RITE OF MARRIAGE The Rite of Marriage is the third major initiation rite and it represents not only the joining of two families, but also the joining of the two missions of the new couple. In other words, the marriage rites are performed for not only the coming together of male and females to procreate and perpetuate life and the coming together of families, it is also an institution that helps both the husband and wife to best fulfill their mission and objectives in life. Unfortunately, in Western society a vast number of marriages fail as they are often based upon the couple “falling in love” and thereby entering the relationship in an unbalanced state. Individual often “fall in love” quick and “fall out of love” just as quickly, as soon as they recover from the emotional “love at first site” syndrome. African society, on the other hand, does not emphasize individual looks and lust as the primary motivation for marriage, but rather the basic focus is on building families and communities. The focus is on the collective more than the individual. A person is not generally considered an adult until they have married and had children.
RITE OF ELDERSHIP The Rite of Eldership is the fourth major initiation rite and it is an important component of the initiation system, because it is the elders who represent tradition and the wisdom of the past. In African culture, there is a fundamental distinction that has to be made between an “elder” and “older” person. An older person has simply lived a longer life than most of people, but it not considered one who deserves high praise and respect. This is because the older person’s life has not been a positive example for the community. An older person could be a thief or drunkard, an evil person, or could be someone who never married and had children, and thus these examples would certainly prevent a person from being considered a respected elder.
An elder, on the other hand, is someone who is given the highest status in African culture because s(he) has lived a life of purpose, and there is nothing more respected than living a purposeful life. The life of an elder is centered in the best tradition of the community, and is someone who has gone through all of the previous three rites, and is a living model for the other groups in the society to emulate. An elder is given the highest status and along with new infants because these two groups represent the closest links to the wisdom of the spirit world.
RITE OF ANCESTORSHIP The last of the five major rites is the Rite of Ancestorship, which concerns passing over into the spirit world. This final initiation rite is an extension of the elder/older distinction because the status that a person has in life is the same status that they bring with them when they pass on. There is virtually no African society that believes that when a person dies this ends all ties and communication with the living. Rather, African philosophy from one culture to another agrees that the spirit of the deceased is still with the living community, and that a distinction must be made in the status of the various spirits, as there are distinctions made in the status of the living.

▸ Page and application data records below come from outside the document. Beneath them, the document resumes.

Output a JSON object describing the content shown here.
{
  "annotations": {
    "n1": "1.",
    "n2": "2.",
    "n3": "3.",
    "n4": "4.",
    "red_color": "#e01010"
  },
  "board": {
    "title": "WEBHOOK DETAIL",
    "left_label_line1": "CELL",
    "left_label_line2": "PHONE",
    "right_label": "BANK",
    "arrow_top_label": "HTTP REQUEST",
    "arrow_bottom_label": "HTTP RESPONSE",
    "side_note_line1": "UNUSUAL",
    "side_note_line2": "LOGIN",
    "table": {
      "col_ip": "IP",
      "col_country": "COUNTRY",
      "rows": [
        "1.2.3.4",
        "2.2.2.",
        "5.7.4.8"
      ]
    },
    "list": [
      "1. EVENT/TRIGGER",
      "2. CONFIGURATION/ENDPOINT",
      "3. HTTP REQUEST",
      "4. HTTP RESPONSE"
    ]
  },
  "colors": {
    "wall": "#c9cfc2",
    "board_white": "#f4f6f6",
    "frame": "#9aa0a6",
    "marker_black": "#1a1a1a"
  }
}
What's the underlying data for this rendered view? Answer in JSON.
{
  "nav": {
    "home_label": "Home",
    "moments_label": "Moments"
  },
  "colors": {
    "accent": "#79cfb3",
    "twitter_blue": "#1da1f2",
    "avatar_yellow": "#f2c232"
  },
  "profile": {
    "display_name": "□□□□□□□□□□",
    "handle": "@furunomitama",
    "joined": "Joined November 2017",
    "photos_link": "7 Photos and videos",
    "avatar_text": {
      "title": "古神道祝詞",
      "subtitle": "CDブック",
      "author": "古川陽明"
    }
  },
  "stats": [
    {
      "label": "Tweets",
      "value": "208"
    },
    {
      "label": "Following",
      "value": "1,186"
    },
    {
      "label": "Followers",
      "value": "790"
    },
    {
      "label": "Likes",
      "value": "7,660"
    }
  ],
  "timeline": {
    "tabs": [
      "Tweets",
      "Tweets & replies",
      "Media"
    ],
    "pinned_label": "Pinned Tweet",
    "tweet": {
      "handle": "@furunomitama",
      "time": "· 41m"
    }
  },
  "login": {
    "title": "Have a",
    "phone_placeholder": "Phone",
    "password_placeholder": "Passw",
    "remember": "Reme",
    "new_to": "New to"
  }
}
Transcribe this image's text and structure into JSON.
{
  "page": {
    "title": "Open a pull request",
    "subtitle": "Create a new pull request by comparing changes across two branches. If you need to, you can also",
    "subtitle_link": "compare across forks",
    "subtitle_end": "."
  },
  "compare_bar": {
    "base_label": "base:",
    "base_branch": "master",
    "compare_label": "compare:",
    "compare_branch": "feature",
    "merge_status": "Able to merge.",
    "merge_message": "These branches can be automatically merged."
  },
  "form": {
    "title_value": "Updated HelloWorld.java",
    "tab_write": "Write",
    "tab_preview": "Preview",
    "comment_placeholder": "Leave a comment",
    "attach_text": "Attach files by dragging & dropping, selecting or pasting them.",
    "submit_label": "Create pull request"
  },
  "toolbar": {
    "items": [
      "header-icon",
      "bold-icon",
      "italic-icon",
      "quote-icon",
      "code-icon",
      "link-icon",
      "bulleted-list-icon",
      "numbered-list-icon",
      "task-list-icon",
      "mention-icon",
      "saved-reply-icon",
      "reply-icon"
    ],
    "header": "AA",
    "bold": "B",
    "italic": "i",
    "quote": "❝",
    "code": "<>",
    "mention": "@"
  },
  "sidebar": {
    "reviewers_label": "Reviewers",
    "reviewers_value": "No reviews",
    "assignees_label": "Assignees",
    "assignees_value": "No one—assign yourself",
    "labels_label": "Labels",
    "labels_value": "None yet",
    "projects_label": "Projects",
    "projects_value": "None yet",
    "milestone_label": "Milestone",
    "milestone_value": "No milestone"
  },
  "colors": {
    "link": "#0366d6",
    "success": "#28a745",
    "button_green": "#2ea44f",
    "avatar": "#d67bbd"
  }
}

One of the most important distinctions is the difference between an older person who dies and who is seen as nothing more than a “dead relative,” and a respected elder who passes on and is revered as an honored “ancestor.” The dead relative dies without honor and is someone who is not remembered as a great person or someone who should be followed or emulated. On the other hand, a respected elder who passes on becomes a respected ancestor and is given the highest honor. This group of ancestor wield great power and are often called upon in matters of trouble or uncertainty to help influence a favorable outcome. Thus, ancestors are respected elders who have passed away and who continue to serve as an extension of the family and community.